## [Directions]
Below are records. Return each one exactly as written.

## [Dataset rows describing interfaces]
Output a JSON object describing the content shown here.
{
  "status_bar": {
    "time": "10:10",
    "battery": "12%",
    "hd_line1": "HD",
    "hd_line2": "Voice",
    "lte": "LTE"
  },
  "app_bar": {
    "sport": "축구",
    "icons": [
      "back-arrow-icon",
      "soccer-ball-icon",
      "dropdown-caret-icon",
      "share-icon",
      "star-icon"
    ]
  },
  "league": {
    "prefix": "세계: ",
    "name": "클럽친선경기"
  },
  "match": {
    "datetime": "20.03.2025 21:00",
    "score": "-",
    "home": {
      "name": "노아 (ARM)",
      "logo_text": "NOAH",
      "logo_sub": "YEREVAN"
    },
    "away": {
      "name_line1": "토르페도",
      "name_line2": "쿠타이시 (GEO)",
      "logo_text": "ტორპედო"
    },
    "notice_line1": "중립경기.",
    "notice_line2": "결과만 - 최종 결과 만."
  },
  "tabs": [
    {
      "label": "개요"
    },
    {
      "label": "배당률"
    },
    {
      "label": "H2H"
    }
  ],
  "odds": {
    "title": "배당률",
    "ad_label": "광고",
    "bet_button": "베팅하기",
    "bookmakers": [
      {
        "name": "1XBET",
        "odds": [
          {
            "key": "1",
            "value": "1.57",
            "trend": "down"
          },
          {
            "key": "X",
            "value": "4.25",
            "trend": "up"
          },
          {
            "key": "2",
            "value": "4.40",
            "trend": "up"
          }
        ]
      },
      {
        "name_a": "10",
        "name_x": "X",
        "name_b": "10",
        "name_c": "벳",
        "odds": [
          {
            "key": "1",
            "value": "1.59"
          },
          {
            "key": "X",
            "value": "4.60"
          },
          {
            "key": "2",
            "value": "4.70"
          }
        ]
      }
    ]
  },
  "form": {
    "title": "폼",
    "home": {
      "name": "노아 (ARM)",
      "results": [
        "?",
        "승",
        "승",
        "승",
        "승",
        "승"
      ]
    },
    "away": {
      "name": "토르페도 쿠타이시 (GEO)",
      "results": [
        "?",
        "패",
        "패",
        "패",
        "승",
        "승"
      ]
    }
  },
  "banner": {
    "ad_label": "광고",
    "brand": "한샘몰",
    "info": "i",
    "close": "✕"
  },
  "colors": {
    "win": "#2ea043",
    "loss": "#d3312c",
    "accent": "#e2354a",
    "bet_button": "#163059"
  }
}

## [Solution to the problem]
Output a JSON object describing the content shown here.
{
  "status_bar": {
    "time": "10:10",
    "battery": "12%",
    "hd_line1": "HD",
    "hd_line2": "Voice",
    "lte": "LTE"
  },
  "app_bar": {
    "sport": "축구",
    "icons": [
      "back-arrow-icon",
      "soccer-ball-icon",
      "dropdown-caret-icon",
      "share-icon",
      "star-icon"
    ]
  },
  "league": {
    "prefix": "세계: ",
    "name": "클럽친선경기"
  },
  "match": {
    "datetime": "20.03.2025 21:00",
    "score": "-",
    "home": {
      "name": "노아 (ARM)",
      "logo_text": "NOAH",
      "logo_sub": "YEREVAN"
    },
    "away": {
      "name_line1": "토르페도",
      "name_line2": "쿠타이시 (GEO)",
      "logo_text": "ტორპედო"
    },
    "notice_line1": "중립경기.",
    "notice_line2": "결과만 - 최종 결과 만."
  },
  "tabs": [
    {
      "label": "개요"
    },
    {
      "label": "배당률"
    },
    {
      "label": "H2H"
    }
  ],
  "odds": {
    "title": "배당률",
    "ad_label": "광고",
    "bet_button": "베팅하기",
    "bookmakers": [
      {
        "name": "1XBET",
        "odds": [
          {
            "key": "1",
            "value": "1.57",
            "trend": "down"
          },
          {
            "key": "X",
            "value": "4.25",
            "trend": "up"
          },
          {
            "key": "2",
            "value": "4.40",
            "trend": "up"
          }
        ]
      },
      {
        "name_a": "10",
        "name_x": "X",
        "name_b": "10",
        "name_c": "벳",
        "odds": [
          {
            "key": "1",
            "value": "1.59"
          },
          {
            "key": "X",
            "value": "4.60"
          },
          {
            "key": "2",
            "value": "4.70"
          }
        ]
      }
    ]
  },
  "form": {
    "title": "폼",
    "home": {
      "name": "노아 (ARM)",
      "results": [
        "?",
        "승",
        "승",
        "승",
        "승",
        "승"
      ]
    },
    "away": {
      "name": "토르페도 쿠타이시 (GEO)",
      "results": [
        "?",
        "패",
        "패",
        "패",
        "승",
        "승"
      ]
    }
  },
  "banner": {
    "ad_label": "광고",
    "brand": "한샘몰",
    "info": "i",
    "close": "✕"
  },
  "colors": {
    "win": "#2ea043",
    "loss": "#d3312c",
    "accent": "#e2354a",
    "bet_button": "#163059"
  }
}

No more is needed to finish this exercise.